**MATERIAL PROVIDED**

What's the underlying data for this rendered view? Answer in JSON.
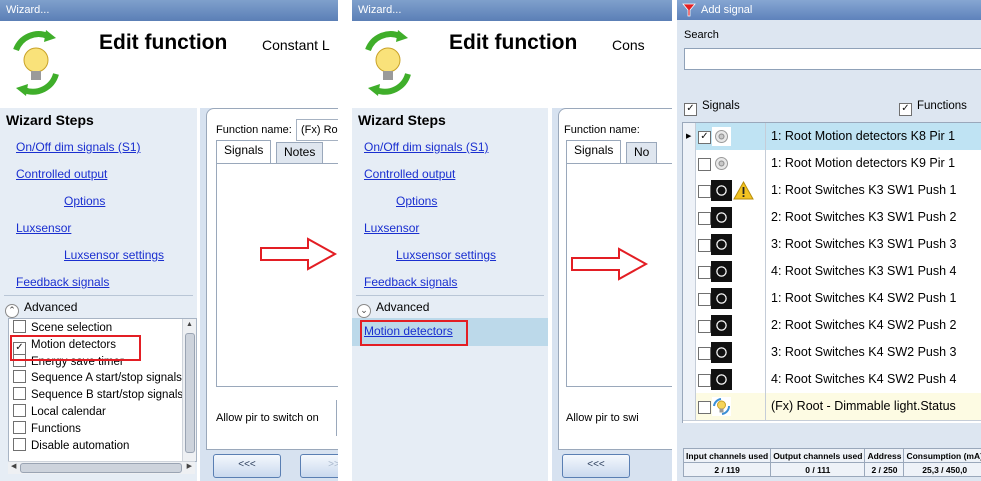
{
  "panel1": {
    "window_title": "Wizard...",
    "title": "Edit function",
    "subtitle": "Constant L",
    "steps_heading": "Wizard Steps",
    "steps": [
      "On/Off dim signals (S1)",
      "Controlled output",
      "Options",
      "Luxsensor",
      "Luxsensor settings",
      "Feedback signals"
    ],
    "advanced_label": "Advanced",
    "advanced_items": [
      {
        "label": "Scene selection",
        "checked": false
      },
      {
        "label": "Motion detectors",
        "checked": true
      },
      {
        "label": "Energy save timer",
        "checked": false
      },
      {
        "label": "Sequence A start/stop signals",
        "checked": false
      },
      {
        "label": "Sequence B start/stop signals",
        "checked": false
      },
      {
        "label": "Local calendar",
        "checked": false
      },
      {
        "label": "Functions",
        "checked": false
      },
      {
        "label": "Disable automation",
        "checked": false
      }
    ],
    "function_name_label": "Function name:",
    "function_name_value": "(Fx) Ro",
    "tabs": [
      "Signals",
      "Notes"
    ],
    "allow_pir_label": "Allow pir to switch on",
    "back_button": "<<<",
    "next_button": ">>"
  },
  "panel2": {
    "window_title": "Wizard...",
    "title": "Edit function",
    "subtitle": "Cons",
    "steps_heading": "Wizard Steps",
    "steps": [
      "On/Off dim signals (S1)",
      "Controlled output",
      "Options",
      "Luxsensor",
      "Luxsensor settings",
      "Feedback signals"
    ],
    "advanced_label": "Advanced",
    "selected_step": "Motion detectors",
    "function_name_label": "Function name:",
    "tabs": [
      "Signals",
      "No"
    ],
    "allow_pir_label": "Allow pir to swi",
    "back_button": "<<<"
  },
  "panel3": {
    "window_title": "Add signal",
    "search_label": "Search",
    "search_value": "",
    "filter_signals": "Signals",
    "filter_functions": "Functions",
    "rows": [
      {
        "label": "1: Root Motion detectors K8 Pir 1",
        "checked": true,
        "icon": "pir-sensor-icon",
        "warning": false,
        "highlight": true
      },
      {
        "label": "1: Root Motion detectors K9 Pir 1",
        "checked": false,
        "icon": "pir-sensor-icon",
        "warning": false,
        "highlight": false
      },
      {
        "label": "1: Root Switches K3 SW1 Push 1",
        "checked": false,
        "icon": "push-button-icon",
        "warning": true,
        "highlight": false
      },
      {
        "label": "2: Root Switches K3 SW1 Push 2",
        "checked": false,
        "icon": "push-button-icon",
        "warning": false,
        "highlight": false
      },
      {
        "label": "3: Root Switches K3 SW1 Push 3",
        "checked": false,
        "icon": "push-button-icon",
        "warning": false,
        "highlight": false
      },
      {
        "label": "4: Root Switches K3 SW1 Push 4",
        "checked": false,
        "icon": "push-button-icon",
        "warning": false,
        "highlight": false
      },
      {
        "label": "1: Root Switches K4 SW2 Push 1",
        "checked": false,
        "icon": "push-button-icon",
        "warning": false,
        "highlight": false
      },
      {
        "label": "2: Root Switches K4 SW2 Push 2",
        "checked": false,
        "icon": "push-button-icon",
        "warning": false,
        "highlight": false
      },
      {
        "label": "3: Root Switches K4 SW2 Push 3",
        "checked": false,
        "icon": "push-button-icon",
        "warning": false,
        "highlight": false
      },
      {
        "label": "4: Root Switches K4 SW2 Push 4",
        "checked": false,
        "icon": "push-button-icon",
        "warning": false,
        "highlight": false
      },
      {
        "label": "(Fx) Root - Dimmable light.Status",
        "checked": false,
        "icon": "light-bulb-icon",
        "warning": false,
        "highlight": false
      }
    ],
    "stats_headers": [
      "Input channels used",
      "Output channels used",
      "Address",
      "Consumption (mA)"
    ],
    "stats_values": [
      "2 / 119",
      "0 / 111",
      "2 / 250",
      "25,3 / 450,0"
    ]
  },
  "colors": {
    "link": "#1a2fd0",
    "highlight_red": "#e31e24",
    "title_bar": "#5b7fb6",
    "selected_row": "#bfe3f3",
    "function_row": "#fdfbe3"
  }
}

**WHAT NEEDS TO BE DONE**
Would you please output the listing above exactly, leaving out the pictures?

**ANSWER BOX**
What's the underlying data for this rendered view? Answer in JSON.
{
  "panel1": {
    "window_title": "Wizard...",
    "title": "Edit function",
    "subtitle": "Constant L",
    "steps_heading": "Wizard Steps",
    "steps": [
      "On/Off dim signals (S1)",
      "Controlled output",
      "Options",
      "Luxsensor",
      "Luxsensor settings",
      "Feedback signals"
    ],
    "advanced_label": "Advanced",
    "advanced_items": [
      {
        "label": "Scene selection",
        "checked": false
      },
      {
        "label": "Motion detectors",
        "checked": true
      },
      {
        "label": "Energy save timer",
        "checked": false
      },
      {
        "label": "Sequence A start/stop signals",
        "checked": false
      },
      {
        "label": "Sequence B start/stop signals",
        "checked": false
      },
      {
        "label": "Local calendar",
        "checked": false
      },
      {
        "label": "Functions",
        "checked": false
      },
      {
        "label": "Disable automation",
        "checked": false
      }
    ],
    "function_name_label": "Function name:",
    "function_name_value": "(Fx) Ro",
    "tabs": [
      "Signals",
      "Notes"
    ],
    "allow_pir_label": "Allow pir to switch on",
    "back_button": "<<<",
    "next_button": ">>"
  },
  "panel2": {
    "window_title": "Wizard...",
    "title": "Edit function",
    "subtitle": "Cons",
    "steps_heading": "Wizard Steps",
    "steps": [
      "On/Off dim signals (S1)",
      "Controlled output",
      "Options",
      "Luxsensor",
      "Luxsensor settings",
      "Feedback signals"
    ],
    "advanced_label": "Advanced",
    "selected_step": "Motion detectors",
    "function_name_label": "Function name:",
    "tabs": [
      "Signals",
      "No"
    ],
    "allow_pir_label": "Allow pir to swi",
    "back_button": "<<<"
  },
  "panel3": {
    "window_title": "Add signal",
    "search_label": "Search",
    "search_value": "",
    "filter_signals": "Signals",
    "filter_functions": "Functions",
    "rows": [
      {
        "label": "1: Root Motion detectors K8 Pir 1",
        "checked": true,
        "icon": "pir-sensor-icon",
        "warning": false,
        "highlight": true
      },
      {
        "label": "1: Root Motion detectors K9 Pir 1",
        "checked": false,
        "icon": "pir-sensor-icon",
        "warning": false,
        "highlight": false
      },
      {
        "label": "1: Root Switches K3 SW1 Push 1",
        "checked": false,
        "icon": "push-button-icon",
        "warning": true,
        "highlight": false
      },
      {
        "label": "2: Root Switches K3 SW1 Push 2",
        "checked": false,
        "icon": "push-button-icon",
        "warning": false,
        "highlight": false
      },
      {
        "label": "3: Root Switches K3 SW1 Push 3",
        "checked": false,
        "icon": "push-button-icon",
        "warning": false,
        "highlight": false
      },
      {
        "label": "4: Root Switches K3 SW1 Push 4",
        "checked": false,
        "icon": "push-button-icon",
        "warning": false,
        "highlight": false
      },
      {
        "label": "1: Root Switches K4 SW2 Push 1",
        "checked": false,
        "icon": "push-button-icon",
        "warning": false,
        "highlight": false
      },
      {
        "label": "2: Root Switches K4 SW2 Push 2",
        "checked": false,
        "icon": "push-button-icon",
        "warning": false,
        "highlight": false
      },
      {
        "label": "3: Root Switches K4 SW2 Push 3",
        "checked": false,
        "icon": "push-button-icon",
        "warning": false,
        "highlight": false
      },
      {
        "label": "4: Root Switches K4 SW2 Push 4",
        "checked": false,
        "icon": "push-button-icon",
        "warning": false,
        "highlight": false
      },
      {
        "label": "(Fx) Root - Dimmable light.Status",
        "checked": false,
        "icon": "light-bulb-icon",
        "warning": false,
        "highlight": false
      }
    ],
    "stats_headers": [
      "Input channels used",
      "Output channels used",
      "Address",
      "Consumption (mA)"
    ],
    "stats_values": [
      "2 / 119",
      "0 / 111",
      "2 / 250",
      "25,3 / 450,0"
    ]
  },
  "colors": {
    "link": "#1a2fd0",
    "highlight_red": "#e31e24",
    "title_bar": "#5b7fb6",
    "selected_row": "#bfe3f3",
    "function_row": "#fdfbe3"
  }
}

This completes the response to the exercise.